**Exercise details**
The answer is the full set of records, given again exactly and without images.

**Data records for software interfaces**
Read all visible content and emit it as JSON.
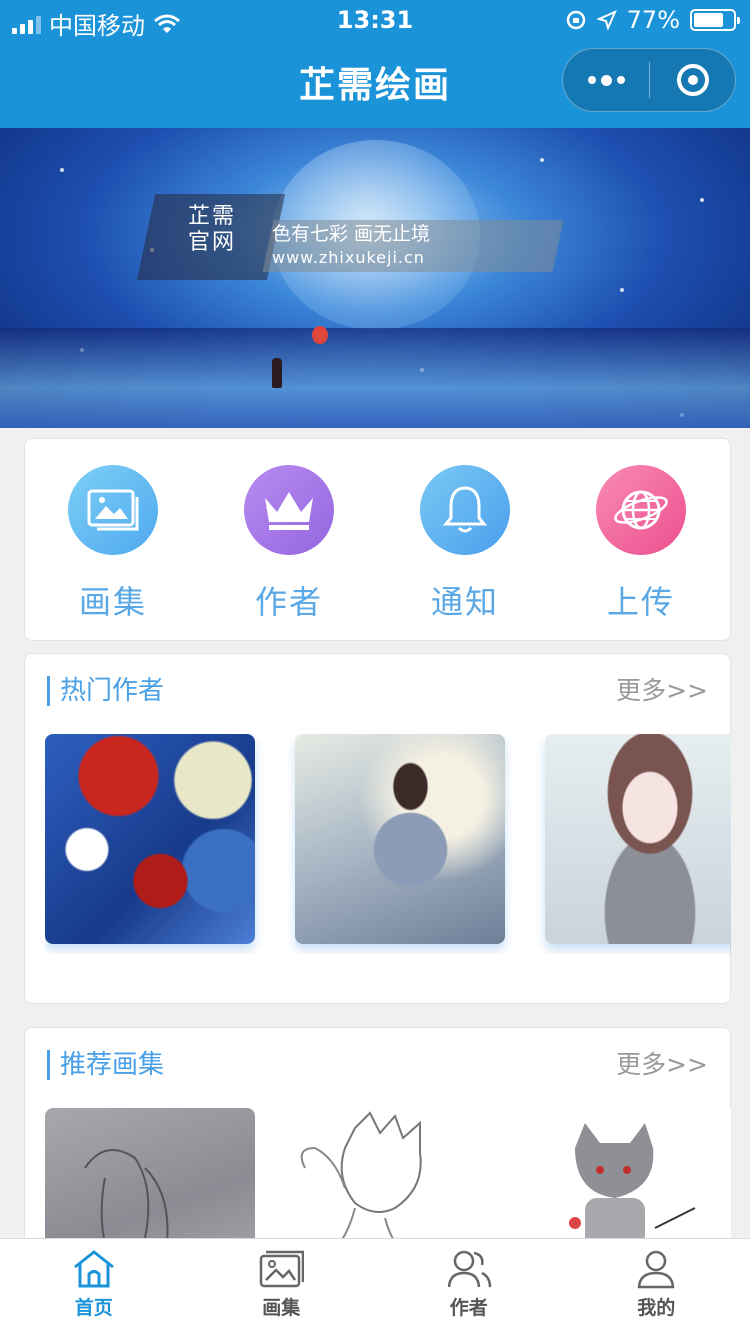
{
  "status": {
    "carrier": "中国移动",
    "time": "13:31",
    "battery": "77%",
    "battery_level": 0.77
  },
  "nav": {
    "title": "芷需绘画"
  },
  "banner": {
    "logo_line1": "芷需",
    "logo_line2": "官网",
    "slogan": "色有七彩  画无止境",
    "url": "www.zhixukeji.cn"
  },
  "menu": [
    {
      "label": "画集",
      "icon": "gallery-icon",
      "color": "#6cc3f2"
    },
    {
      "label": "作者",
      "icon": "crown-icon",
      "color": "#a77ae8"
    },
    {
      "label": "通知",
      "icon": "bell-icon",
      "color": "#5fb4f1"
    },
    {
      "label": "上传",
      "icon": "globe-icon",
      "color": "#f0679e"
    }
  ],
  "hot_authors": {
    "title": "热门作者",
    "more": "更多>>"
  },
  "recommended": {
    "title": "推荐画集",
    "more": "更多>>"
  },
  "tabs": [
    {
      "label": "首页",
      "icon": "home-icon",
      "active": true
    },
    {
      "label": "画集",
      "icon": "gallery-icon",
      "active": false
    },
    {
      "label": "作者",
      "icon": "users-icon",
      "active": false
    },
    {
      "label": "我的",
      "icon": "user-icon",
      "active": false
    }
  ],
  "colors": {
    "primary": "#1a93d9",
    "accent": "#4aa0e6"
  }
}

**Expected answer**
Read all visible content and emit it as JSON.
{
  "status": {
    "carrier": "中国移动",
    "time": "13:31",
    "battery": "77%",
    "battery_level": 0.77
  },
  "nav": {
    "title": "芷需绘画"
  },
  "banner": {
    "logo_line1": "芷需",
    "logo_line2": "官网",
    "slogan": "色有七彩  画无止境",
    "url": "www.zhixukeji.cn"
  },
  "menu": [
    {
      "label": "画集",
      "icon": "gallery-icon",
      "color": "#6cc3f2"
    },
    {
      "label": "作者",
      "icon": "crown-icon",
      "color": "#a77ae8"
    },
    {
      "label": "通知",
      "icon": "bell-icon",
      "color": "#5fb4f1"
    },
    {
      "label": "上传",
      "icon": "globe-icon",
      "color": "#f0679e"
    }
  ],
  "hot_authors": {
    "title": "热门作者",
    "more": "更多>>"
  },
  "recommended": {
    "title": "推荐画集",
    "more": "更多>>"
  },
  "tabs": [
    {
      "label": "首页",
      "icon": "home-icon",
      "active": true
    },
    {
      "label": "画集",
      "icon": "gallery-icon",
      "active": false
    },
    {
      "label": "作者",
      "icon": "users-icon",
      "active": false
    },
    {
      "label": "我的",
      "icon": "user-icon",
      "active": false
    }
  ],
  "colors": {
    "primary": "#1a93d9",
    "accent": "#4aa0e6"
  }
}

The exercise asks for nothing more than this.